Action item
Pick out each line of the records that includes the string "新建文件夹", and copy it.

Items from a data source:
──────
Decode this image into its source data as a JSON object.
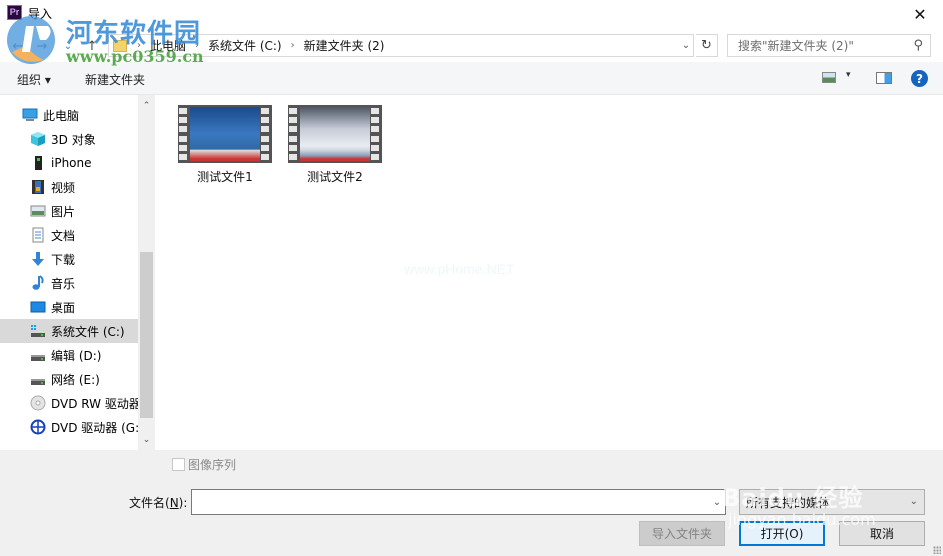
{
  "window": {
    "app_icon_label": "Pr",
    "title": "导入",
    "close_glyph": "✕"
  },
  "watermarks": {
    "site_name": "河东软件园",
    "site_url": "www.pc0359.cn",
    "faint_text": "www.pHome.NET",
    "baidu_title": "Baidu 经验",
    "baidu_url": "jingyan.baidu.com"
  },
  "navigation": {
    "back_glyph": "←",
    "forward_glyph": "→",
    "recent_glyph": "⌄",
    "up_glyph": "↑",
    "breadcrumb": [
      "此电脑",
      "系统文件 (C:)",
      "新建文件夹 (2)"
    ],
    "breadcrumb_sep": "›",
    "dropdown_glyph": "⌄",
    "refresh_glyph": "↻",
    "search_placeholder": "搜索\"新建文件夹 (2)\"",
    "search_glyph": "⚲"
  },
  "toolbar": {
    "organize_label": "组织 ▾",
    "new_folder_label": "新建文件夹",
    "view_dropdown_glyph": "▾",
    "help_glyph": "?"
  },
  "sidebar": {
    "items": [
      {
        "label": "此电脑",
        "icon": "computer-icon",
        "level": 0
      },
      {
        "label": "3D 对象",
        "icon": "3d-objects-icon",
        "level": 1
      },
      {
        "label": "iPhone",
        "icon": "phone-icon",
        "level": 1
      },
      {
        "label": "视频",
        "icon": "video-icon",
        "level": 1
      },
      {
        "label": "图片",
        "icon": "pictures-icon",
        "level": 1
      },
      {
        "label": "文档",
        "icon": "documents-icon",
        "level": 1
      },
      {
        "label": "下载",
        "icon": "download-icon",
        "level": 1
      },
      {
        "label": "音乐",
        "icon": "music-icon",
        "level": 1
      },
      {
        "label": "桌面",
        "icon": "desktop-icon",
        "level": 1
      },
      {
        "label": "系统文件 (C:)",
        "icon": "system-drive-icon",
        "level": 1,
        "selected": true
      },
      {
        "label": "编辑 (D:)",
        "icon": "drive-icon",
        "level": 1
      },
      {
        "label": "网络 (E:)",
        "icon": "drive-icon",
        "level": 1
      },
      {
        "label": "DVD RW 驱动器",
        "icon": "dvd-rw-icon",
        "level": 1
      },
      {
        "label": "DVD 驱动器 (G:",
        "icon": "dvd-drive-icon",
        "level": 1
      }
    ],
    "scroll_up_glyph": "⌃",
    "scroll_down_glyph": "⌄"
  },
  "files": [
    {
      "name": "测试文件1",
      "type": "video"
    },
    {
      "name": "测试文件2",
      "type": "video"
    }
  ],
  "footer": {
    "image_sequence_label": "图像序列",
    "image_sequence_checked": false,
    "filename_label_prefix": "文件名(",
    "filename_label_key": "N",
    "filename_label_suffix": "):",
    "filename_value": "",
    "filename_dropdown_glyph": "⌄",
    "filetype_value": "所有支持的媒体",
    "filetype_dropdown_glyph": "⌄",
    "import_folder_label": "导入文件夹",
    "open_label": "打开(O)",
    "cancel_label": "取消"
  }
}
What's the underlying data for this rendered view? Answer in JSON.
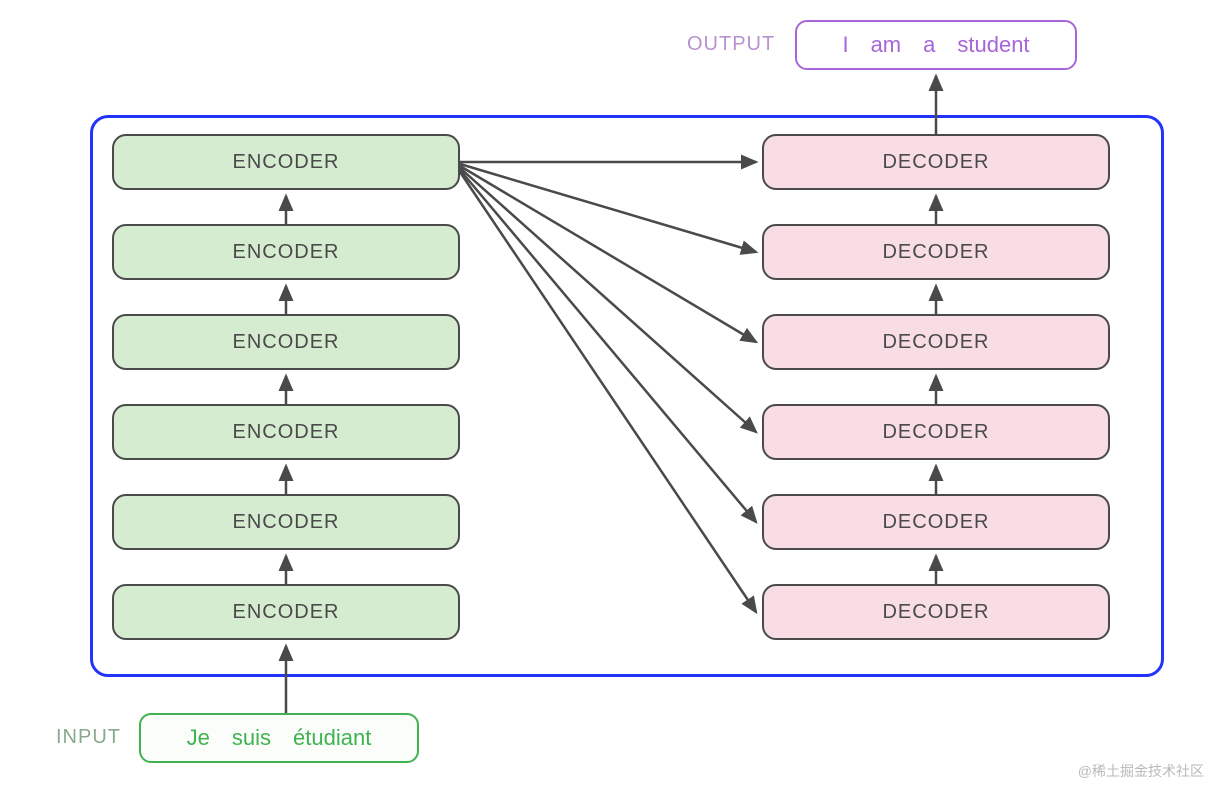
{
  "encoders": [
    "ENCODER",
    "ENCODER",
    "ENCODER",
    "ENCODER",
    "ENCODER",
    "ENCODER"
  ],
  "decoders": [
    "DECODER",
    "DECODER",
    "DECODER",
    "DECODER",
    "DECODER",
    "DECODER"
  ],
  "input": {
    "label": "INPUT",
    "tokens": [
      "Je",
      "suis",
      "étudiant"
    ]
  },
  "output": {
    "label": "OUTPUT",
    "tokens": [
      "I",
      "am",
      "a",
      "student"
    ]
  },
  "watermark": "@稀土掘金技术社区",
  "colors": {
    "container_border": "#2233ff",
    "encoder_fill": "#d6ecd0",
    "decoder_fill": "#f8dde5",
    "block_border": "#4a4a4a",
    "input_accent": "#3fb34f",
    "output_accent": "#a865d8",
    "arrow": "#4a4a4a"
  }
}
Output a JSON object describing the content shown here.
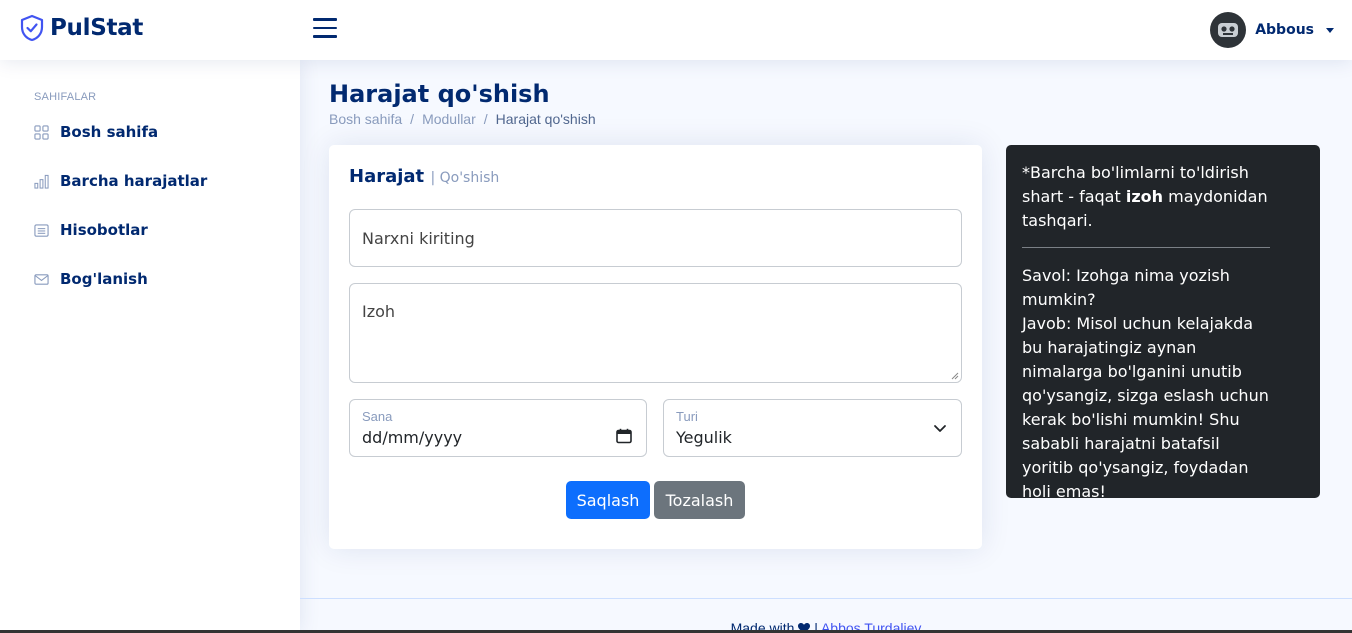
{
  "brand": {
    "name": "PulStat",
    "icon": "shield-check-icon"
  },
  "header": {
    "menu_icon": "hamburger-icon",
    "user_name": "Abbous"
  },
  "sidebar": {
    "heading": "SAHIFALAR",
    "items": [
      {
        "label": "Bosh sahifa",
        "icon": "grid-icon"
      },
      {
        "label": "Barcha harajatlar",
        "icon": "bar-chart-icon"
      },
      {
        "label": "Hisobotlar",
        "icon": "list-card-icon"
      },
      {
        "label": "Bog'lanish",
        "icon": "envelope-icon"
      }
    ]
  },
  "page": {
    "title": "Harajat qo'shish",
    "breadcrumb": [
      "Bosh sahifa",
      "Modullar",
      "Harajat qo'shish"
    ]
  },
  "form": {
    "title": "Harajat",
    "subtitle": "| Qo'shish",
    "price_placeholder": "Narxni kiriting",
    "note_placeholder": "Izoh",
    "date_label": "Sana",
    "date_value": "dd/mm/yyyy",
    "type_label": "Turi",
    "type_value": "Yegulik",
    "save_label": "Saqlash",
    "clear_label": "Tozalash"
  },
  "info": {
    "line1_a": "*Barcha bo'limlarni to'ldirish shart - faqat ",
    "line1_bold": "izoh",
    "line1_b": " maydonidan tashqari.",
    "question": "Savol: Izohga nima yozish mumkin?",
    "answer": "Javob: Misol uchun kelajakda bu harajatingiz aynan nimalarga bo'lganini unutib qo'ysangiz, sizga eslash uchun kerak bo'lishi mumkin! Shu sababli harajatni batafsil yoritib qo'ysangiz, foydadan holi emas!"
  },
  "footer": {
    "made_with": "Made with",
    "heart_icon": "heart-icon",
    "separator": "|",
    "author": "Abbos Turdaliev"
  },
  "colors": {
    "brand": "#012970",
    "primary": "#0d6efd",
    "secondary": "#6c757d",
    "info_bg": "#212529"
  }
}
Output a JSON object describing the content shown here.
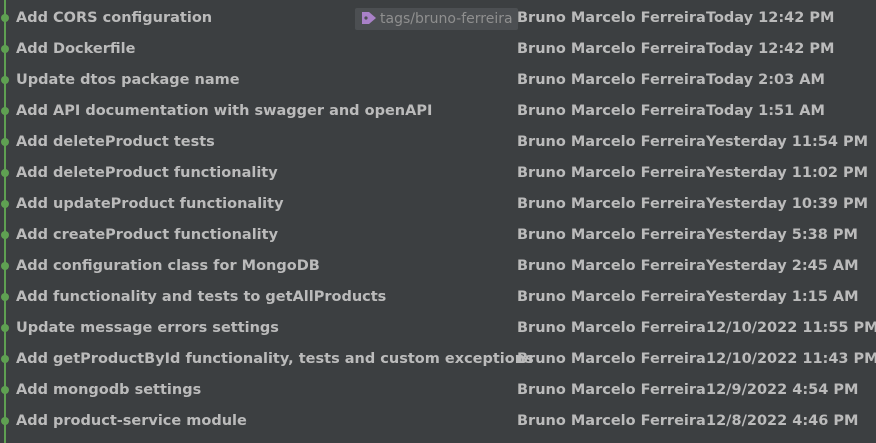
{
  "accent_color": "#5fa052",
  "tag": {
    "label": "tags/bruno-ferreira",
    "icon": "tag-icon"
  },
  "commits": [
    {
      "message": "Add CORS configuration",
      "author": "Bruno Marcelo Ferreira",
      "date": "Today 12:42 PM"
    },
    {
      "message": "Add Dockerfile",
      "author": "Bruno Marcelo Ferreira",
      "date": "Today 12:42 PM"
    },
    {
      "message": "Update dtos package name",
      "author": "Bruno Marcelo Ferreira",
      "date": "Today 2:03 AM"
    },
    {
      "message": "Add API documentation with swagger and openAPI",
      "author": "Bruno Marcelo Ferreira",
      "date": "Today 1:51 AM"
    },
    {
      "message": "Add deleteProduct tests",
      "author": "Bruno Marcelo Ferreira",
      "date": "Yesterday 11:54 PM"
    },
    {
      "message": "Add deleteProduct functionality",
      "author": "Bruno Marcelo Ferreira",
      "date": "Yesterday 11:02 PM"
    },
    {
      "message": "Add updateProduct functionality",
      "author": "Bruno Marcelo Ferreira",
      "date": "Yesterday 10:39 PM"
    },
    {
      "message": "Add createProduct functionality",
      "author": "Bruno Marcelo Ferreira",
      "date": "Yesterday 5:38 PM"
    },
    {
      "message": "Add configuration class for MongoDB",
      "author": "Bruno Marcelo Ferreira",
      "date": "Yesterday 2:45 AM"
    },
    {
      "message": "Add functionality and tests to getAllProducts",
      "author": "Bruno Marcelo Ferreira",
      "date": "Yesterday 1:15 AM"
    },
    {
      "message": "Update message errors settings",
      "author": "Bruno Marcelo Ferreira",
      "date": "12/10/2022 11:55 PM"
    },
    {
      "message": "Add getProductById functionality, tests and custom exceptions",
      "author": "Bruno Marcelo Ferreira",
      "date": "12/10/2022 11:43 PM"
    },
    {
      "message": "Add mongodb settings",
      "author": "Bruno Marcelo Ferreira",
      "date": "12/9/2022 4:54 PM"
    },
    {
      "message": "Add product-service module",
      "author": "Bruno Marcelo Ferreira",
      "date": "12/8/2022 4:46 PM"
    }
  ]
}
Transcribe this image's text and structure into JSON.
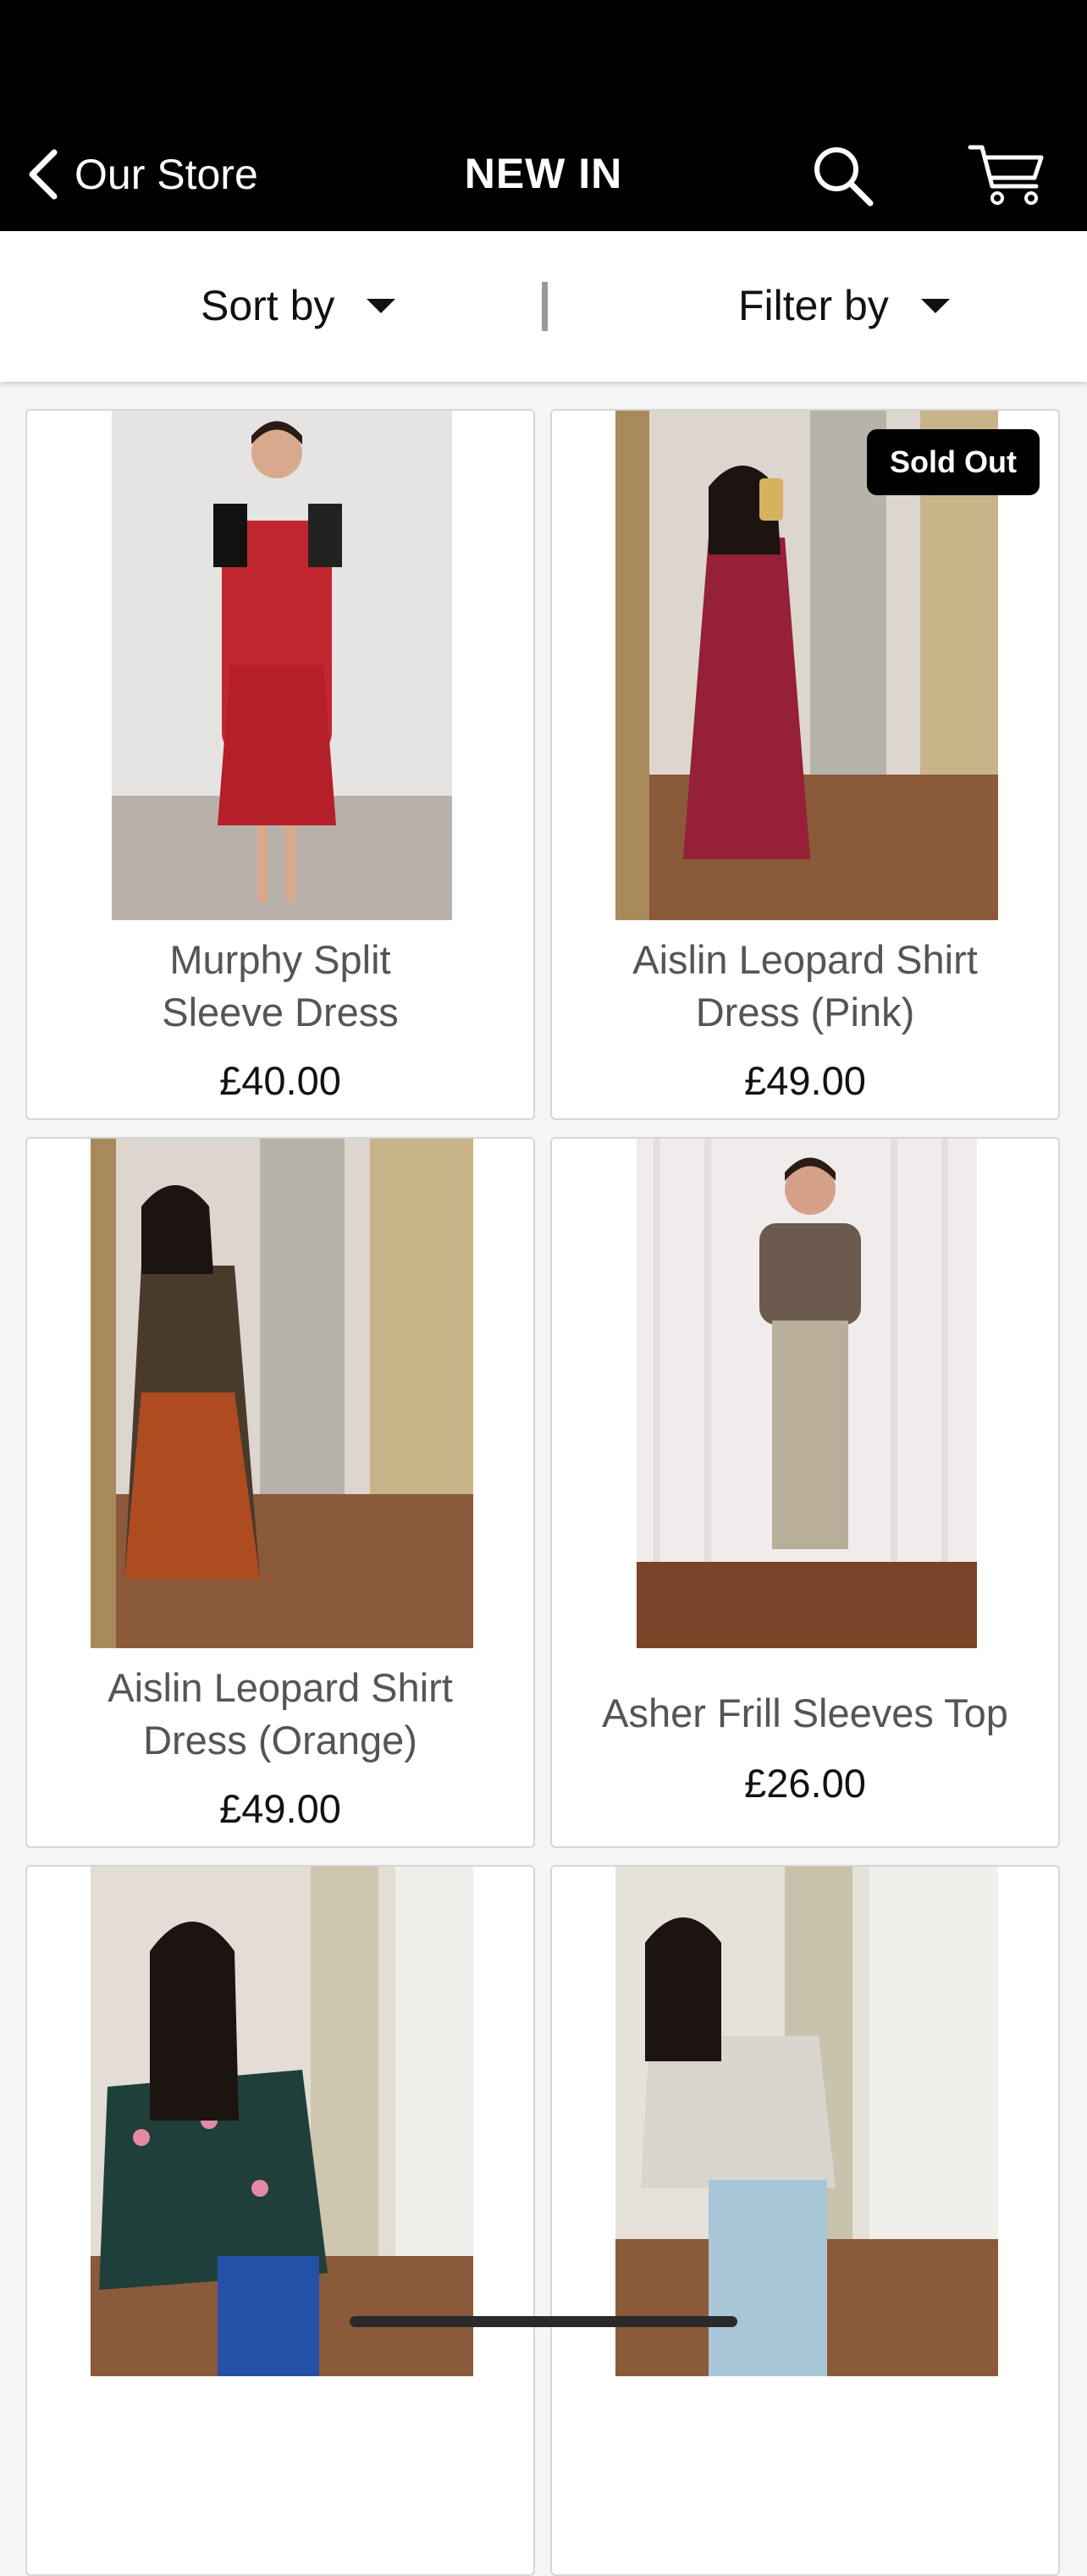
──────
Result for this task
      "新建文件夹 (2)"
    "search_placeholder": "搜索\"新建文件夹 (2)\"",
    "new_folder_label": "新建文件夹",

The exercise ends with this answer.